Fortunately, Congress laid the groundwork for a renewed commitment to strengthening and modernizing America’s energy infrastructure by passing the Energy Act of 2020 as part of the spending bill that was signed into law late last year. This comprehensive energy innovation legislation—the first of its kind in 13 years—will help us create new jobs suited for the 21st century and grow our local, state, and national economies, all while preserving our precious natural resources.
The Energy Act of 2020 invests $35 billion in new clean energy technologies—from renewable energy to carbon capture to energy storage—and leverages private-sector innovation to spur innovation and growth. Just as importantly, the collaboration that went into passing this legislative package provides a successful model for lawmakers seeking to break though the partisan gridlock in Washington in order to advance pro-growth, pro-jobs infrastructure policies.

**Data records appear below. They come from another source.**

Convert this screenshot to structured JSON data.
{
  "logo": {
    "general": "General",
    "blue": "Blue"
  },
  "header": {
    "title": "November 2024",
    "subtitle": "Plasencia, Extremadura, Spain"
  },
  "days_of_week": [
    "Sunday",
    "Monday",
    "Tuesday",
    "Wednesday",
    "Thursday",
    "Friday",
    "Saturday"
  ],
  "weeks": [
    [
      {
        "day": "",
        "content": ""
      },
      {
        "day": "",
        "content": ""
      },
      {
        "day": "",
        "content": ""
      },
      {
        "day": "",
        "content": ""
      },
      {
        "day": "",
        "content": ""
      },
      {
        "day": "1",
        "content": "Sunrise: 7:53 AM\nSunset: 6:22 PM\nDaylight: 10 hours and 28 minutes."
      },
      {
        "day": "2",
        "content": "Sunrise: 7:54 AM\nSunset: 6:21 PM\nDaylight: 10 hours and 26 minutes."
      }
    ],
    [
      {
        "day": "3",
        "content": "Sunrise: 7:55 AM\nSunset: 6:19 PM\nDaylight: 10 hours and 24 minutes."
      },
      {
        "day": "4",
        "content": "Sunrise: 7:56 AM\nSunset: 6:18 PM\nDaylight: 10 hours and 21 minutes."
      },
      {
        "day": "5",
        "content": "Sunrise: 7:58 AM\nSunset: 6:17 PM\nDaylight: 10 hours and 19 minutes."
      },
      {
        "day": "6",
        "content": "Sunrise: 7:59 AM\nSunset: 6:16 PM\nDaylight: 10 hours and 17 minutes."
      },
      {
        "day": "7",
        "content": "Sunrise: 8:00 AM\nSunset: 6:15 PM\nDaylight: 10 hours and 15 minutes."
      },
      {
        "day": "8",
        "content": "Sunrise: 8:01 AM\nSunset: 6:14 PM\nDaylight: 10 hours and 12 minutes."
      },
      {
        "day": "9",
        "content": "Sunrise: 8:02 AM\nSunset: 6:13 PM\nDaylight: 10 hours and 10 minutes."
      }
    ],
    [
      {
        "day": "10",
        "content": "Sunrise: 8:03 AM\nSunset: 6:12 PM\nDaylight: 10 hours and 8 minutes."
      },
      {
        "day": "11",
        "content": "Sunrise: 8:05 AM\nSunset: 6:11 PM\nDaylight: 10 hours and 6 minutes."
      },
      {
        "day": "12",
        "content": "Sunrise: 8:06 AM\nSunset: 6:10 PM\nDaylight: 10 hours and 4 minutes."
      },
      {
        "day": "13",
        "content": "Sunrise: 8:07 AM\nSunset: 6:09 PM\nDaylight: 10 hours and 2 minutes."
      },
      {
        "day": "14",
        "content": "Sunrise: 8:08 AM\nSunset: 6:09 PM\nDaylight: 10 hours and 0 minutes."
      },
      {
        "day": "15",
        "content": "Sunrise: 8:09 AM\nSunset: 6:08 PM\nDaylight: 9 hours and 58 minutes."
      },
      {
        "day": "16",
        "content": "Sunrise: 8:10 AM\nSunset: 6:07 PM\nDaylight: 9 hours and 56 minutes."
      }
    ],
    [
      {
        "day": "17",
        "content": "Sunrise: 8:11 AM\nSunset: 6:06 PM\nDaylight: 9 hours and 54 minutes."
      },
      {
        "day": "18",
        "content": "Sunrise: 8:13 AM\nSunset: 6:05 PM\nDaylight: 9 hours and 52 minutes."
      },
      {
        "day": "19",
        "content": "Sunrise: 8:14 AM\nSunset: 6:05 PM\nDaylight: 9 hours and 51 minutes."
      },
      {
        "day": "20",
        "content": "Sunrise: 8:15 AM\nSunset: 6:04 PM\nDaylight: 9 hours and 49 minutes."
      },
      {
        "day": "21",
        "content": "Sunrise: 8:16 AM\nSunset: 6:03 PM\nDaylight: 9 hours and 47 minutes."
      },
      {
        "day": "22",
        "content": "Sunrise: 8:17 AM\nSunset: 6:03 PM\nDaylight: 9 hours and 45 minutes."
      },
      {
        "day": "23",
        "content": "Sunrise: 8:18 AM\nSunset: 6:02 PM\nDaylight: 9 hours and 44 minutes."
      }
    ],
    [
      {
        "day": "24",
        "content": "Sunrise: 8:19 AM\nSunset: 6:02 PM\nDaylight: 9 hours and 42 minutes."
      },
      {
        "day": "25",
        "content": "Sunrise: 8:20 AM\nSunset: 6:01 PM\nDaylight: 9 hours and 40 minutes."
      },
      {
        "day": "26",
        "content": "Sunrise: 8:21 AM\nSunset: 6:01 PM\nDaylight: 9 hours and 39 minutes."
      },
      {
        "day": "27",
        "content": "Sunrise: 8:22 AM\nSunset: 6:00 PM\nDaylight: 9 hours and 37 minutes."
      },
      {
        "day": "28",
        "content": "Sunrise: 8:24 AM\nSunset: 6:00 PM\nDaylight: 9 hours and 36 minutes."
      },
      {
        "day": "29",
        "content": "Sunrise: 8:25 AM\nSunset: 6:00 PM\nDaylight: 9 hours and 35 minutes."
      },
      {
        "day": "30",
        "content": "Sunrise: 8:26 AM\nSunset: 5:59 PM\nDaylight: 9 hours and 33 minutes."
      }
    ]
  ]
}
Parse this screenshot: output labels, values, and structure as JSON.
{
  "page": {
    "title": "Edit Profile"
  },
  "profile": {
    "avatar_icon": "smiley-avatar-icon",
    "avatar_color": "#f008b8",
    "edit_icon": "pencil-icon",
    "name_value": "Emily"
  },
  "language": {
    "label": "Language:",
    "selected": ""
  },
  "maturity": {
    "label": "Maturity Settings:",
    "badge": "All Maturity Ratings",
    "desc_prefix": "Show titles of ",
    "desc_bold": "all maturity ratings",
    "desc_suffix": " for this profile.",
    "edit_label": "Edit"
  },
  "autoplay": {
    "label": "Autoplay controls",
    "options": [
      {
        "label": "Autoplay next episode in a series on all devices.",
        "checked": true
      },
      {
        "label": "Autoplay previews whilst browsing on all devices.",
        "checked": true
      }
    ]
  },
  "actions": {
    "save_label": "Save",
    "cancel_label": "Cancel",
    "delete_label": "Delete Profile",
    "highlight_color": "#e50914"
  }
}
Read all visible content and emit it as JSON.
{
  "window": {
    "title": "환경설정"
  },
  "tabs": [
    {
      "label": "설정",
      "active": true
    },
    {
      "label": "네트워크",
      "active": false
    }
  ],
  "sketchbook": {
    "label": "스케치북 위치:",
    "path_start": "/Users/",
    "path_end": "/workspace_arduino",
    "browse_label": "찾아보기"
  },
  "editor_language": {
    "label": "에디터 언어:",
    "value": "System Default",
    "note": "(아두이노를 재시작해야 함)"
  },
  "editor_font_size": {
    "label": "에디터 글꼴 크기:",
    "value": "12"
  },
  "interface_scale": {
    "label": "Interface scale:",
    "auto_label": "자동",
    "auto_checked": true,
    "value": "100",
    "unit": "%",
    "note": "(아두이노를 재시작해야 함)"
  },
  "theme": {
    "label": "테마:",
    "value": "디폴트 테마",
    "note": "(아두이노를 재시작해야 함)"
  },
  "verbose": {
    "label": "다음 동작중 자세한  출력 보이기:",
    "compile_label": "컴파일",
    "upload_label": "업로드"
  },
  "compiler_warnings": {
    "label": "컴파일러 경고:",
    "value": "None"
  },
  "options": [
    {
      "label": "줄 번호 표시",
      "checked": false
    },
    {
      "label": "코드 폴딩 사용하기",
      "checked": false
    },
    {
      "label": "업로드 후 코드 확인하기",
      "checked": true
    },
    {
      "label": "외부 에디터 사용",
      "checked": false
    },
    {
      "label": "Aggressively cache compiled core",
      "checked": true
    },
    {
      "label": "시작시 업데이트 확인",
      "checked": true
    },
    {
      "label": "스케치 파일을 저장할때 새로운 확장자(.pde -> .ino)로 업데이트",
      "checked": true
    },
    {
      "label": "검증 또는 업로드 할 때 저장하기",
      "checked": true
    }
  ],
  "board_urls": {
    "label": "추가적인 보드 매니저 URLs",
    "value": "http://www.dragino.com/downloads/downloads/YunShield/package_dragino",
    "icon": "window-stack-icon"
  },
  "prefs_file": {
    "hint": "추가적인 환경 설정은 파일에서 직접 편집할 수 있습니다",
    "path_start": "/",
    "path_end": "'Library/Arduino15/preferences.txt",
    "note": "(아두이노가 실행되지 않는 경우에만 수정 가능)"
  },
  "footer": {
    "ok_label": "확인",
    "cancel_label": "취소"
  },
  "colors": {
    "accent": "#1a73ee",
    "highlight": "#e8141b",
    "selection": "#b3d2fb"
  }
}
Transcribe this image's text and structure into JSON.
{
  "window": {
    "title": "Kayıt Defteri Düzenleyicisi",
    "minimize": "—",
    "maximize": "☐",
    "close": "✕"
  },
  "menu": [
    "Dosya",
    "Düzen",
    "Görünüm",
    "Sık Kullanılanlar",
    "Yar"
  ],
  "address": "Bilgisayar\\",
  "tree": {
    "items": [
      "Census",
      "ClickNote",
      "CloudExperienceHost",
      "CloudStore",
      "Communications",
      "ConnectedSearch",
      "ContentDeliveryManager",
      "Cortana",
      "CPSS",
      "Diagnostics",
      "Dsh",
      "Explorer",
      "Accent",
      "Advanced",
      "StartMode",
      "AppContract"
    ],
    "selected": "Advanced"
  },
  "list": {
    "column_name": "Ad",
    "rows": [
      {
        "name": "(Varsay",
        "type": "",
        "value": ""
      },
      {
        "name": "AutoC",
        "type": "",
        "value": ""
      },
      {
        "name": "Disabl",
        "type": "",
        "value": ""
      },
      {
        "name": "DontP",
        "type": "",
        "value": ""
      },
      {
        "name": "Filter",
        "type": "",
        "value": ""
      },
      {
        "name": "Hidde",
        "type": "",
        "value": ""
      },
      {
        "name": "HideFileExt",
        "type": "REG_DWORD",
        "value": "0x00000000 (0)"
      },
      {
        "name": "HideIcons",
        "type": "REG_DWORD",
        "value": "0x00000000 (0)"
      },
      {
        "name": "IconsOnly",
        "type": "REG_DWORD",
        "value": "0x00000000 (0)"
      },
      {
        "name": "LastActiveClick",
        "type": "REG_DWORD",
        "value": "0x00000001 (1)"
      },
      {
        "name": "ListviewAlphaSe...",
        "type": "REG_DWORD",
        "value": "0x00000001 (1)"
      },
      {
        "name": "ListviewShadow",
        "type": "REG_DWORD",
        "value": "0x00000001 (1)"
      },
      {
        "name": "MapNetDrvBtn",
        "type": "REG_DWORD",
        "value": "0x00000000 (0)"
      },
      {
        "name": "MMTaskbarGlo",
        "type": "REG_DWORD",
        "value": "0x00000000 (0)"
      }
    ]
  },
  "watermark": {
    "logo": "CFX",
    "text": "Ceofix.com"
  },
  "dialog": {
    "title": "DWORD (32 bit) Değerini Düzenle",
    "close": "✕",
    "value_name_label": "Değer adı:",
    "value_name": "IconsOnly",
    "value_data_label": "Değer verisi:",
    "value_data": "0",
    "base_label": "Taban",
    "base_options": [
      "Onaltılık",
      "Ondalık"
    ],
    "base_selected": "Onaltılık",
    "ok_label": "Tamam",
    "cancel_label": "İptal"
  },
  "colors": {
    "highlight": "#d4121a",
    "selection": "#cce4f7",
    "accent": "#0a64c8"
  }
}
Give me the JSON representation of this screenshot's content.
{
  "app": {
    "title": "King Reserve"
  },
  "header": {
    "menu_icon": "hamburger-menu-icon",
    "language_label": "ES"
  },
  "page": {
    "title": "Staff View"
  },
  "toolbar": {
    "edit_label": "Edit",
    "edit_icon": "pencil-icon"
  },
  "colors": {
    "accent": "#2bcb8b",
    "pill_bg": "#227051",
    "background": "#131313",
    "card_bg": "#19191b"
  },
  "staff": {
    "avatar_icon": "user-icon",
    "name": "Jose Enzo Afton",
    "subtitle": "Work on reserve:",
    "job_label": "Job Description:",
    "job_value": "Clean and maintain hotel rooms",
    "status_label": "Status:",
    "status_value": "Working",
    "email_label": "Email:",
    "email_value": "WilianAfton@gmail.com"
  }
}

When America invests in new clean energy infrastructure projects—like one of the six wind energy developments or many natural gas projects across the state—we are saying yes to local jobs, yes to new opportunities and yes to stronger local, state, and national economies. That’s because clean energy jobs create employment opportunities well beyond the clean energy sector alone. Small businesses and workers are needed to support a growing workforce, and we can expect that putting clean energy workers back on the job will lead to growth in the supply chain, transportation, and hospitality sectors, as well as other community-based services.
Conversely, when we fail to develop our clean energy resources, we drive away economic investments that will improve the quality of life for all West Virginians. West Virginia Commerce Secretary Ed Gaunch when he told a House Committee in Charleston last year that the lack of clean energy options in our state is keeping some businesses from investing here.
With the fourth-largest natural gas reserves of any state and vast untapped potential in renewable energy like wind and solar, West Virginia holds much promise to remain a leader in U.S. energy production. However, for any of our efforts in this space to bear fruit, we need a commitment from our leaders in Washington to help support our entire nation’s clean energy industry.
I am grateful for Senator Shelley Moore Capito and Representative David McKinley’s efforts in helping shape and pass the Energy Act of 2020. Their continued leadership can help ensure West Virginia remains a leader in American-made energy. By investing in clean energy as well as our entire energy infrastructure, we can create millions of new jobs for Americans, spur economic growth, and preserve the natural beauty of our great state and the entire nation.
Jeff Pack is a member of the West Virginia House of Delegates